In theory, anyone can go into an immigration detention centre to visit an inmate. Although they look like prisons, they differ in that you don't have to have a visiting order; if the inmate wants to see you, you can go in.

I had been speaking to "Haider", an Iraqi who says he's been in immigration detention for a staggering two years. During that time, he's tried to commit suicide four times. He offered to show me some paperwork to back up his claims. He says his solicitor thinks he has a case for unlawful detention, and he's got correspondence from the Home Office relating to his asylum claim. When he was having trouble emailing it out to me, I thought, why not go in and get it?

READ MORE: ‘My life’s in danger’: UK asylum seeker says his deportation could be fatal

The first part was easy. The visitors' centre looks like a doctor's waiting room. Reception desk, chairs, a TV, magazines. There's more security than at the doctor's, though. You present some i.d. (driving license in my case), the guards take your fingerprints and photograph, and you empty your pockets into a locker.
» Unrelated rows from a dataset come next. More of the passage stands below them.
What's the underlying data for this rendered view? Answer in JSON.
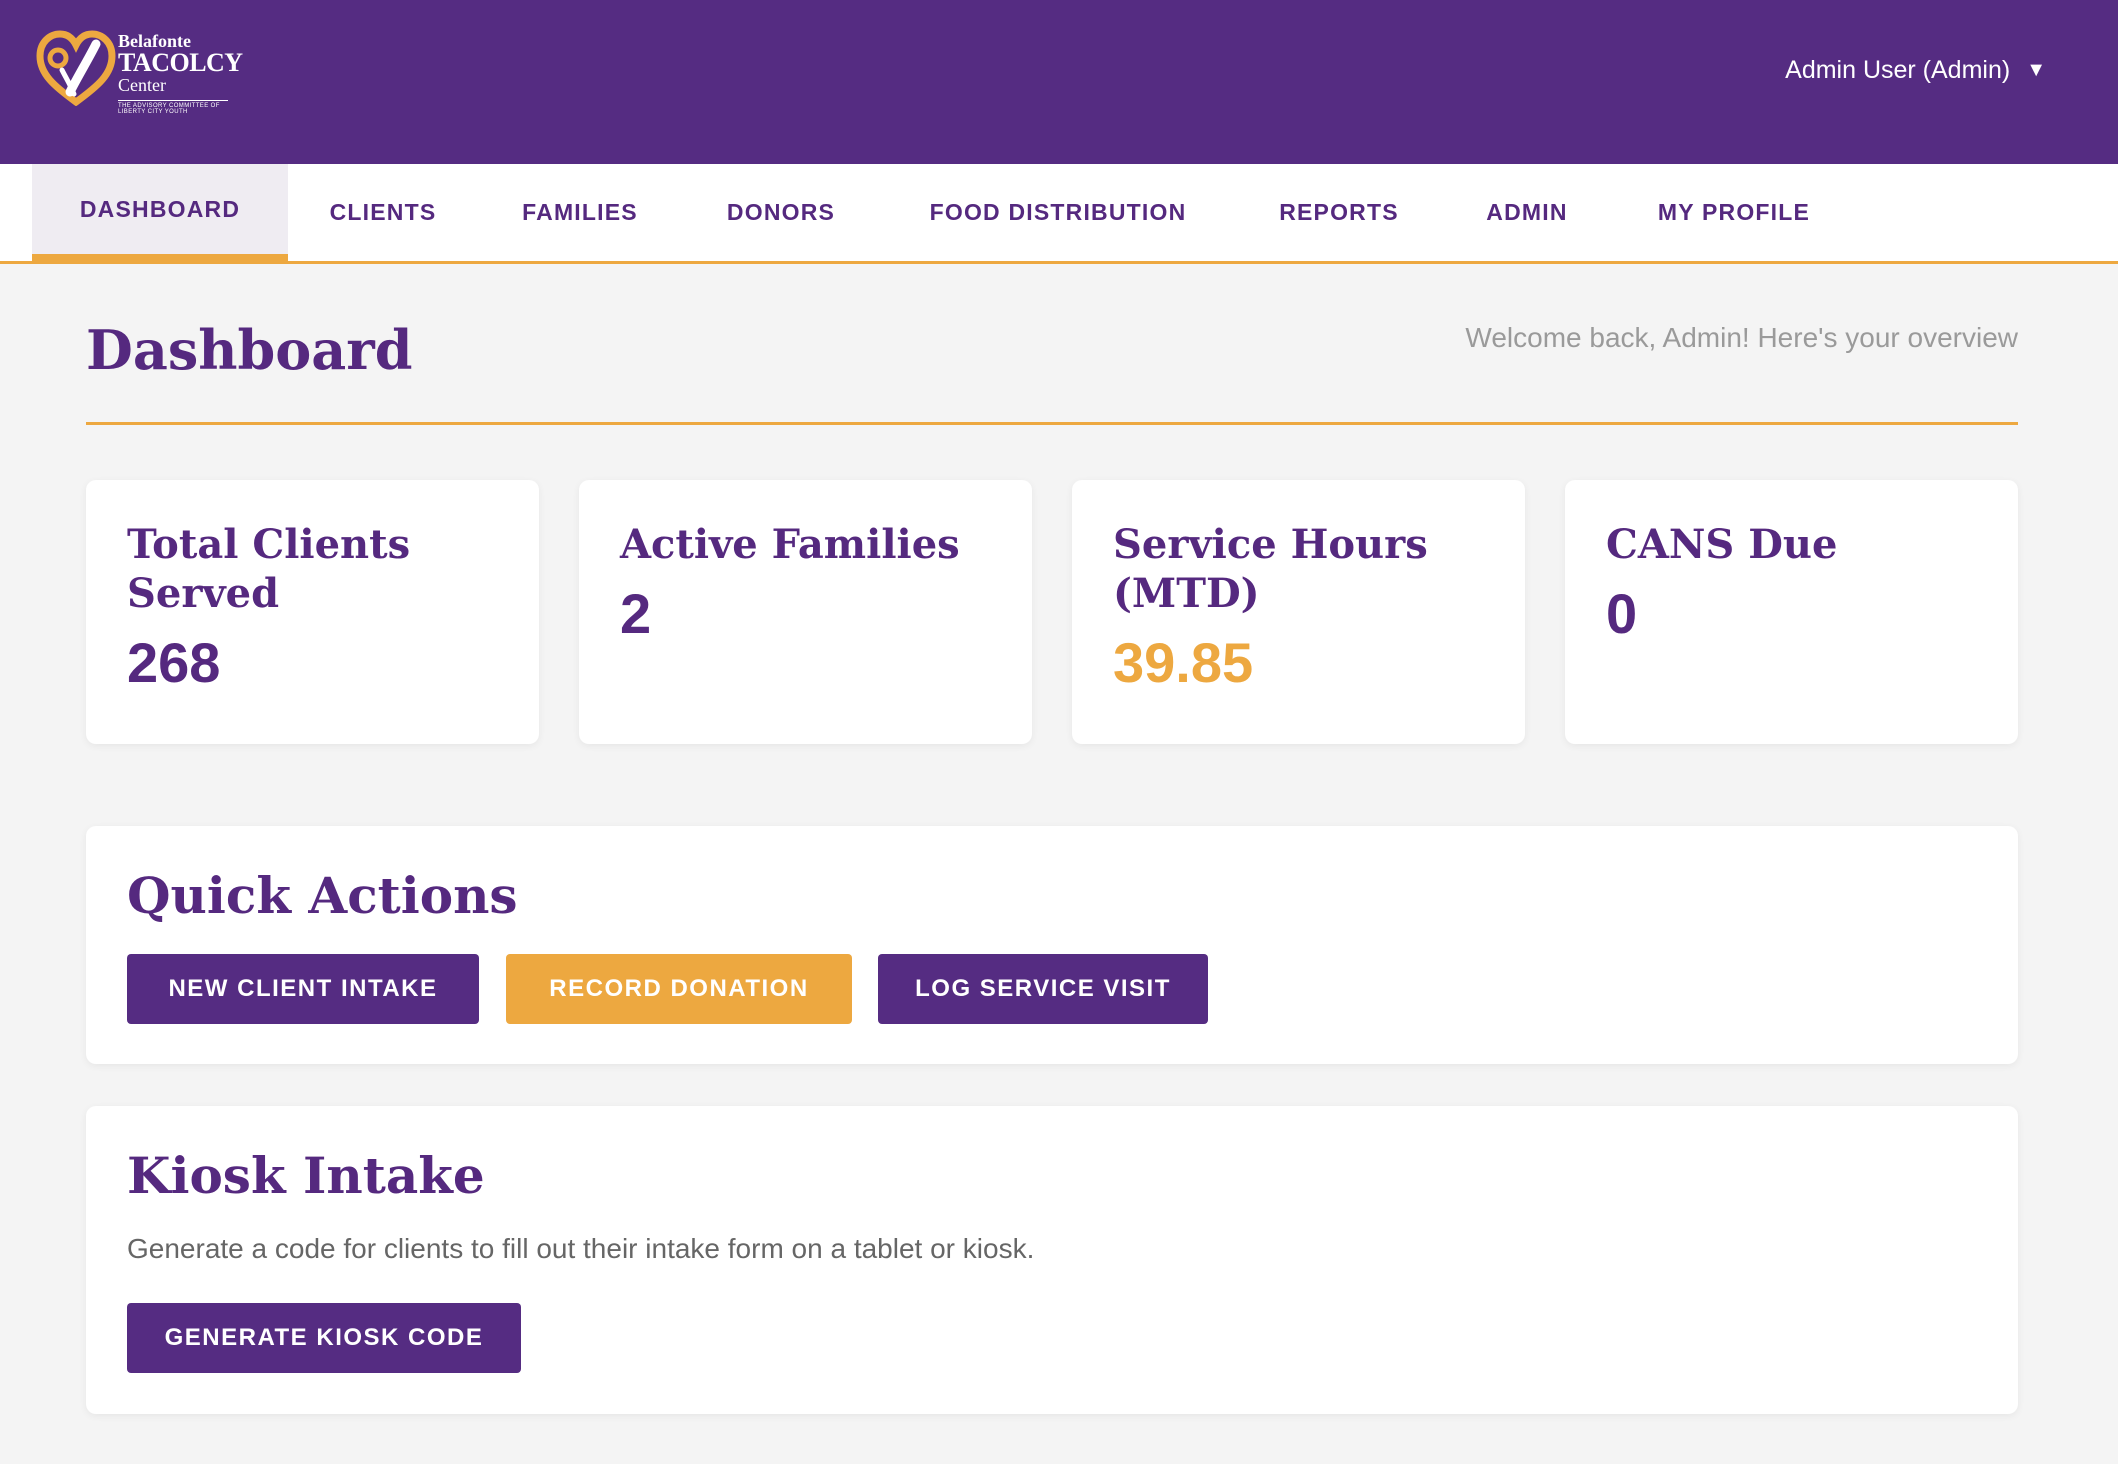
{
  "header": {
    "logo": {
      "line1": "Belafonte",
      "line2": "TACOLCY",
      "line3": "Center",
      "tagline": "THE ADVISORY COMMITTEE OF LIBERTY CITY YOUTH"
    },
    "user_menu_label": "Admin User (Admin)",
    "user_menu_caret": "▼"
  },
  "nav": {
    "items": [
      {
        "label": "DASHBOARD",
        "active": true
      },
      {
        "label": "CLIENTS"
      },
      {
        "label": "FAMILIES"
      },
      {
        "label": "DONORS"
      },
      {
        "label": "FOOD DISTRIBUTION"
      },
      {
        "label": "REPORTS"
      },
      {
        "label": "ADMIN"
      },
      {
        "label": "MY PROFILE"
      }
    ]
  },
  "page": {
    "title": "Dashboard",
    "welcome": "Welcome back, Admin! Here's your overview"
  },
  "stats": [
    {
      "label": "Total Clients Served",
      "value": "268"
    },
    {
      "label": "Active Families",
      "value": "2"
    },
    {
      "label": "Service Hours (MTD)",
      "value": "39.85"
    },
    {
      "label": "CANS Due",
      "value": "0"
    }
  ],
  "quick_actions": {
    "title": "Quick Actions",
    "buttons": [
      {
        "label": "NEW CLIENT INTAKE"
      },
      {
        "label": "RECORD DONATION"
      },
      {
        "label": "LOG SERVICE VISIT"
      }
    ]
  },
  "kiosk": {
    "title": "Kiosk Intake",
    "description": "Generate a code for clients to fill out their intake form on a tablet or kiosk.",
    "button_label": "GENERATE KIOSK CODE"
  },
  "colors": {
    "brand_purple": "#552c82",
    "accent_orange": "#eda840",
    "background": "#f4f4f4"
  }
}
The staff were kind to the assorted visitors: an elderly Japanese woman, a young Eastern European man, and a mother with a small girl, who kept crying, "I want to see my daddy!"
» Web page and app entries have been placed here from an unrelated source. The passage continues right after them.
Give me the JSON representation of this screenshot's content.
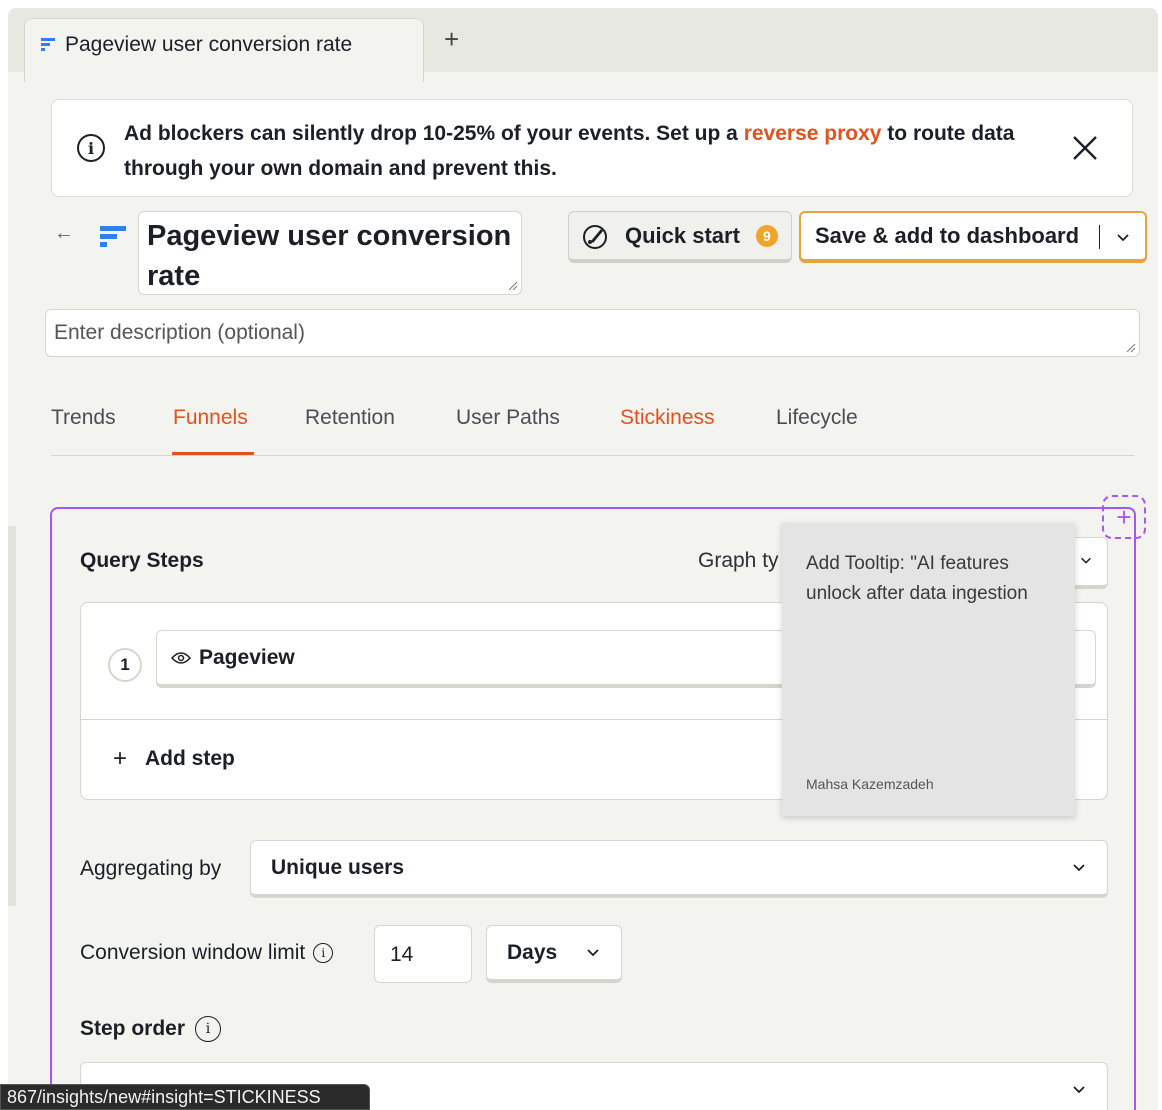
{
  "tab": {
    "title": "Pageview user conversion rate",
    "add_label": "+"
  },
  "banner": {
    "text_before": "Ad blockers can silently drop 10-25% of your events. Set up a ",
    "link_text": "reverse proxy",
    "text_after": " to route data through your own domain and prevent this."
  },
  "header": {
    "back_label": "←",
    "title_value": "Pageview user conversion rate",
    "quick_start_label": "Quick start",
    "quick_start_badge": "9",
    "save_label": "Save & add to dashboard"
  },
  "description": {
    "placeholder": "Enter description (optional)"
  },
  "insight_tabs": [
    {
      "label": "Trends"
    },
    {
      "label": "Funnels"
    },
    {
      "label": "Retention"
    },
    {
      "label": "User Paths"
    },
    {
      "label": "Stickiness"
    },
    {
      "label": "Lifecycle"
    }
  ],
  "query": {
    "title": "Query Steps",
    "graph_type_label": "Graph ty",
    "steps": [
      {
        "number": "1",
        "event": "Pageview"
      }
    ],
    "add_step_label": "Add step",
    "aggregating_label": "Aggregating by",
    "aggregating_value": "Unique users",
    "conversion_window_label": "Conversion window limit",
    "conversion_window_value": "14",
    "conversion_window_unit": "Days",
    "step_order_label": "Step order"
  },
  "tooltip_note": {
    "text": "Add Tooltip: \"AI features unlock after data ingestion",
    "author": "Mahsa Kazemzadeh",
    "add_marker": "+"
  },
  "status_url": "867/insights/new#insight=STICKINESS",
  "colors": {
    "accent": "#e0521f",
    "highlight": "#a855f7",
    "save_border": "#e8a33d",
    "badge": "#f0a52a"
  }
}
Then it gets confusing. Around the corner from the visitors' centre are several doors. "It's the second one on the right," the staff tell me. Of course, I pick the wrong door. A harassed, official-looking man, laden with papers, follows me in, and obviously because of this, I am let into the heart of the centre. Ahead of me, a slightly grubby corridor painted sickly green, with doors leading off it, and burly staff coming and going. I turn around to the female security guard and ask where I'm supposed to go. "Oh god, hide your pass!" she hisses. She realizes before I do that she's let me in the wrong door, and doesn't want to get into trouble. "Tight ship," I think.
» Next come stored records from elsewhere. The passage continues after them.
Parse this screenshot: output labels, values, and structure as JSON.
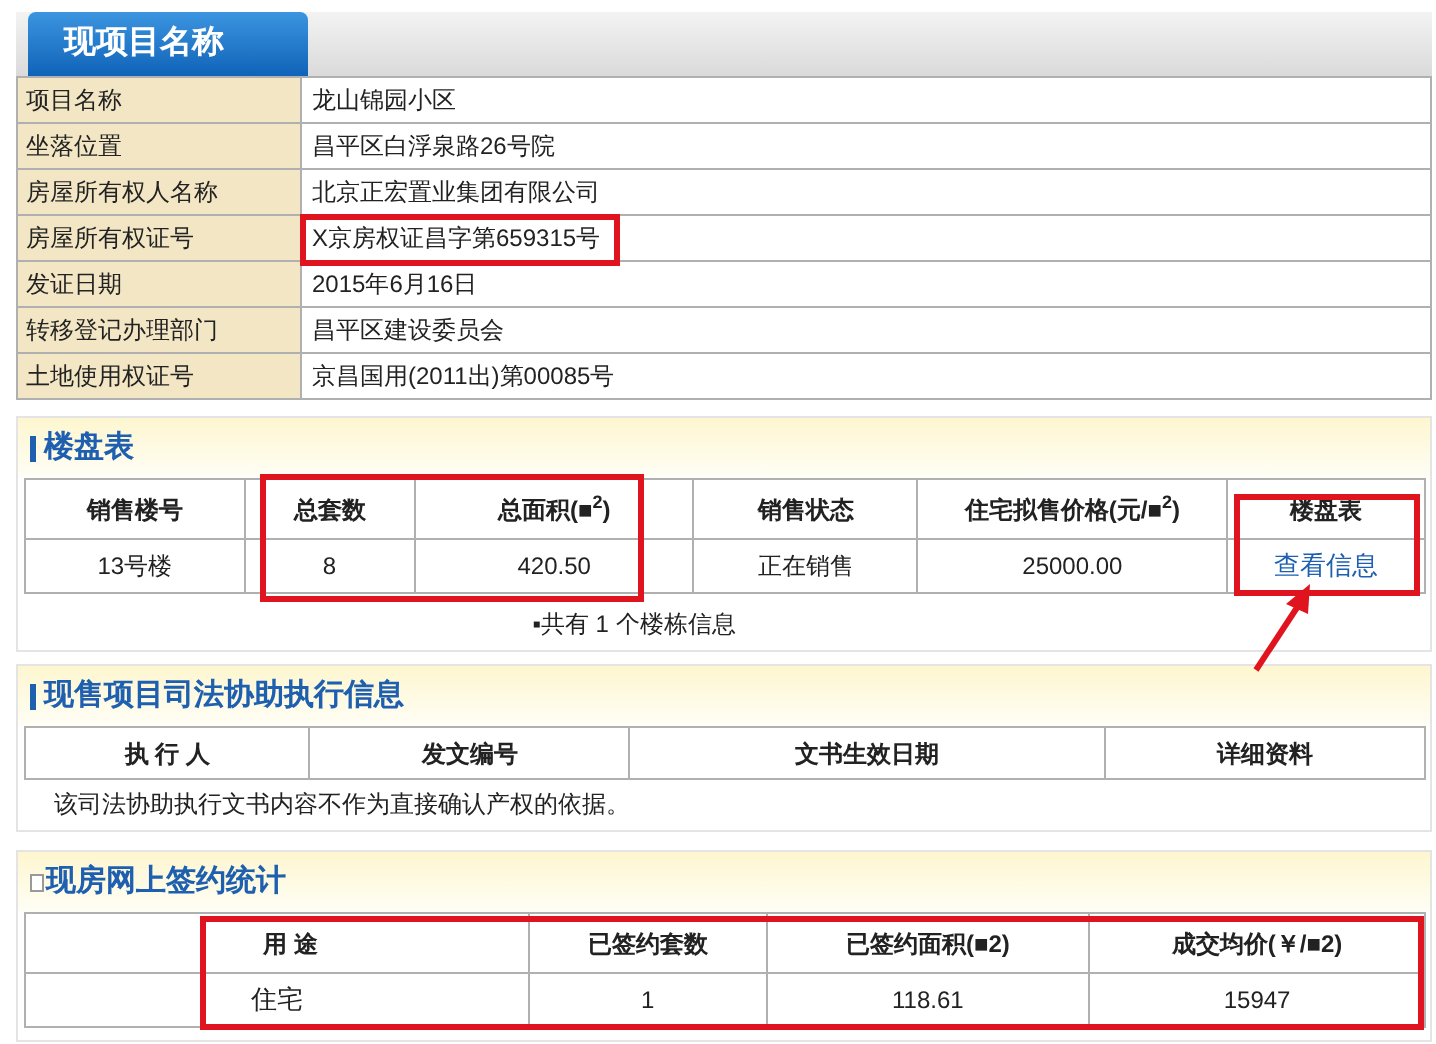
{
  "project": {
    "tab_title": "现项目名称",
    "rows": [
      {
        "label": "项目名称",
        "value": "龙山锦园小区"
      },
      {
        "label": "坐落位置",
        "value": "昌平区白浮泉路26号院"
      },
      {
        "label": "房屋所有权人名称",
        "value": "北京正宏置业集团有限公司"
      },
      {
        "label": "房屋所有权证号",
        "value": "X京房权证昌字第659315号"
      },
      {
        "label": "发证日期",
        "value": "2015年6月16日"
      },
      {
        "label": "转移登记办理部门",
        "value": "昌平区建设委员会"
      },
      {
        "label": "土地使用权证号",
        "value": "京昌国用(2011出)第00085号"
      }
    ]
  },
  "buildings": {
    "title": "楼盘表",
    "columns": [
      "销售楼号",
      "总套数",
      "总面积(■$^{2}$)",
      "销售状态",
      "住宅拟售价格(元/■$^{2}$)",
      "楼盘表"
    ],
    "rows": [
      {
        "cells": [
          "13号楼",
          "8",
          "420.50",
          "正在销售",
          "25000.00"
        ],
        "link": "查看信息"
      }
    ],
    "footnote": "▪共有 1 个楼栋信息"
  },
  "judicial": {
    "title": "现售项目司法协助执行信息",
    "columns": [
      "执 行 人",
      "发文编号",
      "文书生效日期",
      "详细资料"
    ],
    "note": "该司法协助执行文书内容不作为直接确认产权的依据。"
  },
  "contracts": {
    "title": "现房网上签约统计",
    "columns": [
      "用 途",
      "已签约套数",
      "已签约面积(■2)",
      "成交均价(￥/■2)"
    ],
    "rows": [
      [
        "住宅",
        "1",
        "118.61",
        "15947"
      ]
    ]
  }
}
Once I've found the right door, another female security guard checks her computer and there I am, linked with "Haider", whom I have asked to see. The little girl is also there, still asking to see her daddy. The guard pats me down, and runs a metal detector over me and an older woman, and we wait to be let in. We can see the visiting hall through the automatic glass security doors.

But just then, the guard calls me back. "Laura, come around here please." Waiting for me is a large, male security guard. He looks like a former police officer who's run to fat, and has a demeanor to match. He tells me to sit, but he remains standing. He asks me to confirm my name, and whether I work for RT. I do - and I know I haven't done anything wrong, although his expression strongly suggests otherwise. In his hand, he has a piece of paper. He's reading from it as he tells me the Home Office has banned RT journalists from visiting Harmondsworth for a period of 2 months. It's the first I've heard of it, so I check: "RT specifically?" "RT specifically," he confirms. I ask to see the paper he's reading from, and he's appalled. Then he asks me to leave. I don't want to cause any trouble for "Haider", with whom I am now linked in their computers, so there doesn't seem to be anything else to do but comply.

READ MORE: UK govt bans filming at immigrant detention center to avoid bad publicity

During the week that we've been at Harmondsworth speaking to detainees about their lives, I've often thought of the words of American journalist Finley Peter Dunne: that our job is "to comfort the afflicted and afflict the comfortable." Harmondsworth detainees have texted me to thank us for the coverage - "at least someone is listening," one said.

And now I know the Home Office has noticed what we've done, and seen fit to try and stop us, I think we must be doing something right.

Laura Smith, RT UK correspondent